** Opening ENTRIES PROVIDED block **
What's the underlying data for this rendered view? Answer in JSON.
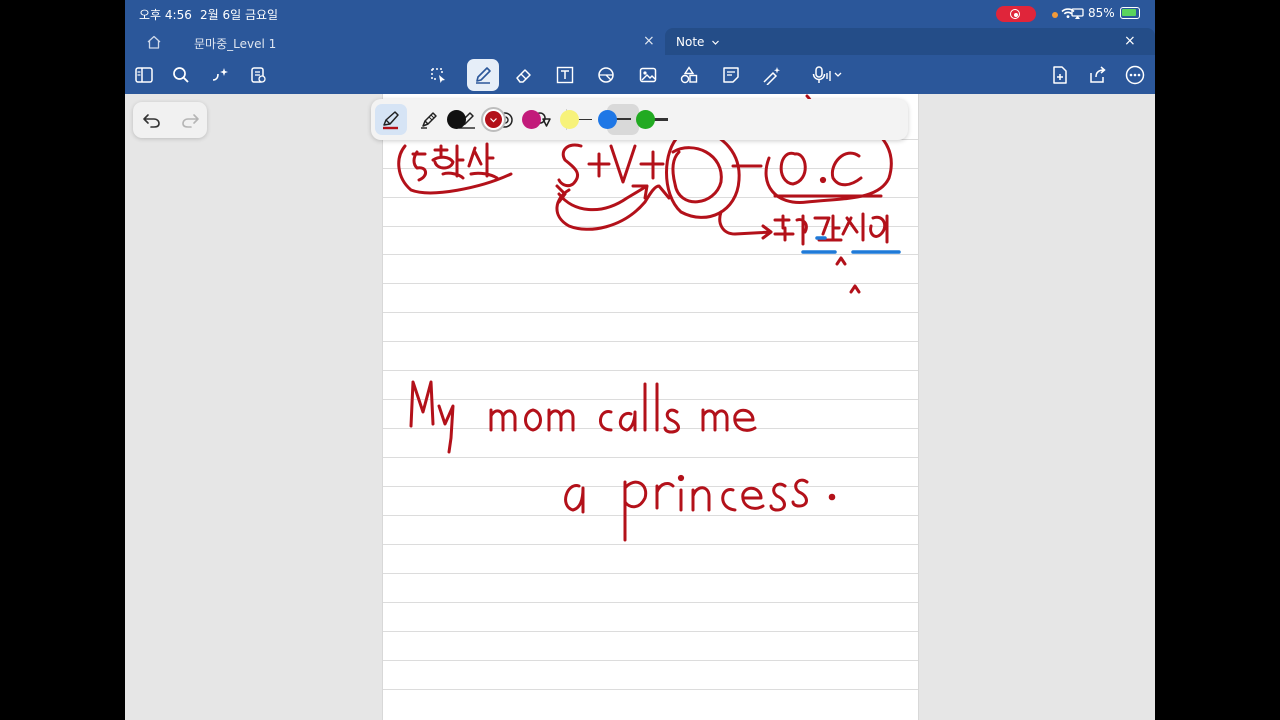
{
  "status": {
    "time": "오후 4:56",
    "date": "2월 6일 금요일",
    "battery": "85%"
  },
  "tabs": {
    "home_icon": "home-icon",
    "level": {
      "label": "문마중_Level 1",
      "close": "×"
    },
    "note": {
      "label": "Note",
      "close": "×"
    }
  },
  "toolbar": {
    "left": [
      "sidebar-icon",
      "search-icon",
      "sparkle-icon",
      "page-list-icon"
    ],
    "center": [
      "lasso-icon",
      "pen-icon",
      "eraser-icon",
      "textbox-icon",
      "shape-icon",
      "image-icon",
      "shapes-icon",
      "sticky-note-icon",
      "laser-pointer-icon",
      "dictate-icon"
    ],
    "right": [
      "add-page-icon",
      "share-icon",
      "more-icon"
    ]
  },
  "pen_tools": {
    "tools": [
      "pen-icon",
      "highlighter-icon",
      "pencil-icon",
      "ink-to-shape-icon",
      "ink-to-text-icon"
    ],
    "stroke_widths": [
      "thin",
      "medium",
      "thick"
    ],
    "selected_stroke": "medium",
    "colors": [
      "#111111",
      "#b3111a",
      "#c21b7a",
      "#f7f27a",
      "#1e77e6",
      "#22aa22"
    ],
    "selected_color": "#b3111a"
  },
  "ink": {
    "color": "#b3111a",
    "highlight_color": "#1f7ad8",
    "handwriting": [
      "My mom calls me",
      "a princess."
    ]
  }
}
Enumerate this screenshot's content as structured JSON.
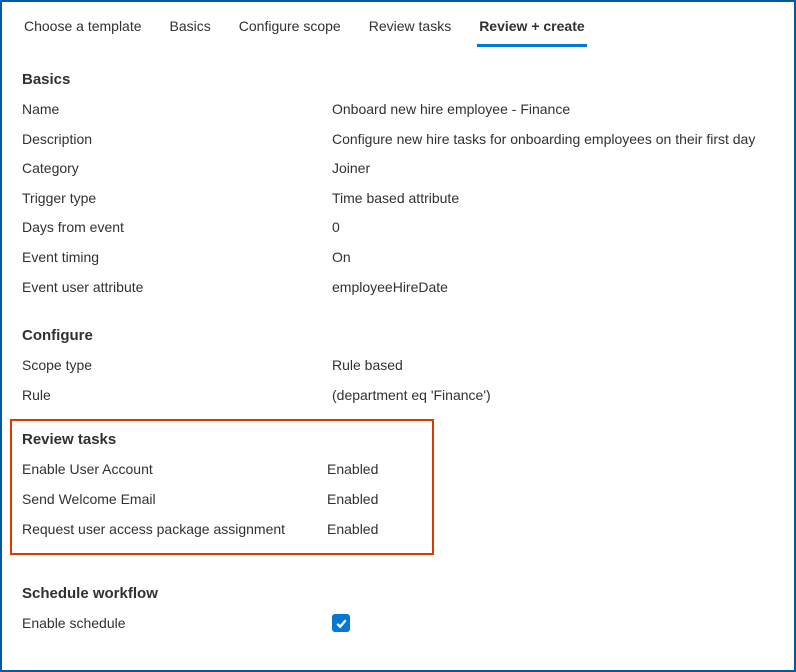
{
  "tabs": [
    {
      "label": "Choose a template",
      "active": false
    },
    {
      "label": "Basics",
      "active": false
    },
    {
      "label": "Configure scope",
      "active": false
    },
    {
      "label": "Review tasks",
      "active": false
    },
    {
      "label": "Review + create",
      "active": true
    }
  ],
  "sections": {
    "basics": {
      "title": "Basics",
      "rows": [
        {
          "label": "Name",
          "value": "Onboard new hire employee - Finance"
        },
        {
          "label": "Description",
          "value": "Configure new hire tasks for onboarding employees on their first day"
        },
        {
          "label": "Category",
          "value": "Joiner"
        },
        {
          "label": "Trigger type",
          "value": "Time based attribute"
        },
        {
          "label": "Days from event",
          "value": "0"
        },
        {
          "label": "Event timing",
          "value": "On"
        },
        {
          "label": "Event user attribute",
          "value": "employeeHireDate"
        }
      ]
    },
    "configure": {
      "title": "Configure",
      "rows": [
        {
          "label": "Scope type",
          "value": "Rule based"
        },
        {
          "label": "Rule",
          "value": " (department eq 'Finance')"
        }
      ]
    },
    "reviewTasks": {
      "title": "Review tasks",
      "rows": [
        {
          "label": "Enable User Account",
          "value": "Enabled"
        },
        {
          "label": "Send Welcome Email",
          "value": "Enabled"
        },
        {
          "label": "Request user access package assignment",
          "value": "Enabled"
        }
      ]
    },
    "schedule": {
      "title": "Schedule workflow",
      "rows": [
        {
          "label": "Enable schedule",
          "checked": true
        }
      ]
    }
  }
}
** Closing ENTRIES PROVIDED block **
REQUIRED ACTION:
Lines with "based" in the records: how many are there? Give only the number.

RESULT OF THIS TASK:
2